We’ve already mentioned futures with trading raw commodities. Futures are contracts that obligate buying and selling parties to trade a certain asset at a predetermined price on a predetermined date. If an option gives you a right to execute a transaction, a future contract means an obligation in this regard.
Besides being bought and sold on commodity markets, you can also find future contracts on currencies, interest rates and indexes.
8.3. Insurance and annuities
Last but least let’s mention insurance. Insurance is an important part of any personal investment plan, although it should not be considered as an investment, but rather as a form of wealth protection.
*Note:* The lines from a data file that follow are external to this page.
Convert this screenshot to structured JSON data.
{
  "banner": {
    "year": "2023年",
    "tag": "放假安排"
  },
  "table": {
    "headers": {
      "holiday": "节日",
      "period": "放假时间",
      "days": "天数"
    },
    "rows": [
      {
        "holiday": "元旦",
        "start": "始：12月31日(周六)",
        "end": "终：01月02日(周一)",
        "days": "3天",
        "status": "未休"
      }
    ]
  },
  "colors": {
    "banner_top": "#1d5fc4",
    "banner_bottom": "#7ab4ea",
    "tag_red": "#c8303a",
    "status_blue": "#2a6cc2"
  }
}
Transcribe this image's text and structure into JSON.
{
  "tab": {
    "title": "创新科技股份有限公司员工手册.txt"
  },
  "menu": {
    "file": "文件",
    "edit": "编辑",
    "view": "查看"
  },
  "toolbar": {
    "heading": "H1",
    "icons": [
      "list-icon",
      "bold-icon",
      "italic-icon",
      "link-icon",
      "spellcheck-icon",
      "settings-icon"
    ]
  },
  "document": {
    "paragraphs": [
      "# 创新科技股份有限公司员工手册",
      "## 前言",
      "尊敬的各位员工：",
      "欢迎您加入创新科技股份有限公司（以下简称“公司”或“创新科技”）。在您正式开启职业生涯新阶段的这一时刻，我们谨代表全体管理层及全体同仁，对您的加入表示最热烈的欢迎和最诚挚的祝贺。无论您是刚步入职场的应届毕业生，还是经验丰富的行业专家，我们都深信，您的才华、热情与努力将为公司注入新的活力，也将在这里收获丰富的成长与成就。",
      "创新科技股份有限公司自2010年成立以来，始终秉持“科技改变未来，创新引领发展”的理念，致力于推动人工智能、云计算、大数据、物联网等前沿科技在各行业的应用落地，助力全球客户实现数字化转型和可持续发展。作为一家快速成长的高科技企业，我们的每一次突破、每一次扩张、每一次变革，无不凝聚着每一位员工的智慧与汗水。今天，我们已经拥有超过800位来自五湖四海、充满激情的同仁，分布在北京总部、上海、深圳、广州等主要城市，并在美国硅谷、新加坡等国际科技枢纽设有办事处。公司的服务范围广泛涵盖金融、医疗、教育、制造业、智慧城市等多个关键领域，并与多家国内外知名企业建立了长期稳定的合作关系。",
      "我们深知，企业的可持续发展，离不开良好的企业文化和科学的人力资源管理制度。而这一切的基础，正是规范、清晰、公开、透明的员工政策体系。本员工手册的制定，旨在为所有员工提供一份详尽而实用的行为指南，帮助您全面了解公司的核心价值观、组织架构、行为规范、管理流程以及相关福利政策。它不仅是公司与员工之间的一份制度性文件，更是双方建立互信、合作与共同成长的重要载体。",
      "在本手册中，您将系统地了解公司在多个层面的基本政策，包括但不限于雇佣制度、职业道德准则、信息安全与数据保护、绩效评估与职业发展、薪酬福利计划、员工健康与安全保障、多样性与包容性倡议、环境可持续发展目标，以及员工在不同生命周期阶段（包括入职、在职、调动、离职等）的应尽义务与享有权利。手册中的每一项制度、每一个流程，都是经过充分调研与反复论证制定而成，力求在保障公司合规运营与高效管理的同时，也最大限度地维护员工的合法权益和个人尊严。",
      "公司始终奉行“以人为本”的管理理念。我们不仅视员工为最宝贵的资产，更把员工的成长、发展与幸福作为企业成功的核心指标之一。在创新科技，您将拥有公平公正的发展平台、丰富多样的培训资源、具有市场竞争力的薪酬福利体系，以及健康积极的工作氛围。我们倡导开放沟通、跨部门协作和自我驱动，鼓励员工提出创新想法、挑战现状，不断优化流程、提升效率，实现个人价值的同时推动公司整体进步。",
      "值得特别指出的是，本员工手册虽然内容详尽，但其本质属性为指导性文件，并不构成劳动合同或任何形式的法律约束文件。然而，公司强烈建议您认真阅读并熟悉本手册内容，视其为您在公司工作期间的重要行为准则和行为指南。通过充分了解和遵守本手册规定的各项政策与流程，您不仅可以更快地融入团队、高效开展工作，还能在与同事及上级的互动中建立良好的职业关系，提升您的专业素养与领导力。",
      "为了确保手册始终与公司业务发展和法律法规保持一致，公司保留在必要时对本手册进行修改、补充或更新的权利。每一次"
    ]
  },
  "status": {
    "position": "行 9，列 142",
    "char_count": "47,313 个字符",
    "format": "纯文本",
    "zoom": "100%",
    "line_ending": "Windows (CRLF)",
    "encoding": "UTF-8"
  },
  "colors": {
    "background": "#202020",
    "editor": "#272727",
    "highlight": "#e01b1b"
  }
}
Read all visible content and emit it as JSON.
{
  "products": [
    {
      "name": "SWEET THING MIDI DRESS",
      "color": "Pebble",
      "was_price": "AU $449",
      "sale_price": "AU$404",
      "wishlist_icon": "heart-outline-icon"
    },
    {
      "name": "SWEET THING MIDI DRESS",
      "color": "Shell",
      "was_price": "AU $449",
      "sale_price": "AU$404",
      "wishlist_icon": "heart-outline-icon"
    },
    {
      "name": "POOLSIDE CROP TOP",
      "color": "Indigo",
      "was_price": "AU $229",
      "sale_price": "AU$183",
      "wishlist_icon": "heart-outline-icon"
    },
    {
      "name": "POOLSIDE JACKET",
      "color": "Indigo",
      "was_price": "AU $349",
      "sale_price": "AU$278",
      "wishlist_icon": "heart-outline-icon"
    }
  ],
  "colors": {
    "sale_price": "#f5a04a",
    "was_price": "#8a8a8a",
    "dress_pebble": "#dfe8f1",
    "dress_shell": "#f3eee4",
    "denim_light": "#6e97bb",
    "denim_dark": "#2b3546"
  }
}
With insurance, you can protect yourself in case of an illness, job loss, or similar circumstance. You can also financially protect your family in the unfortunate case of your death.
Insurance companies often offer special products, like annuities, where you pay insurance premiums and are then guaranteed a fixed income in retirement, although such products often come with high fees and poor inflation protection. Insurance companies should be mainly used for insurance, and not as an investment vehicle.
9. Risk, liquidity, potential return, and sophistication
To take our understanding of different types of investments a step further, let’s add the most important characteristics to each investment type:
Risk – How risky an investment is (for a higher return, a higher risk is always present)
- Low: There’s no risk, or you can lose a small percentage of the investment
- Mid: You can lose a large proportion of your investment
- High: You can lose your whole investment, but you can also earn outstanding returns
Potential returns – What are the average return rates based on past performance?
- Low: 1 % – 3 % p.a.
- Mid: 4 % – 9 %
- High: 10 % or more p.a.
Liquidity – How fast can you convert the investment to cash?
- Low: In a few months or years
- Mid: In a few days or weeks
- High: Immediately
Sophistication – How much knowledge and understanding do you need?
- Low: It’s an investment type that is easy to understand
- Mid: You need to invest a certain amount of time to understand the investment
- High: You must be an accredited investor with sophisticated knowledge
Now you should have a good overview of the different asset classes and investment types available. The next step is to choose a few of them that fit your investment strategy best and then build your information flow to identify good investment opportunities.
You must perform thorough research to really understand how the chosen investments work and build your optimal portfolio. Investing is, in the end, one of the best ways to generate wealth, if you approach it in a knowledgeable and systematic way.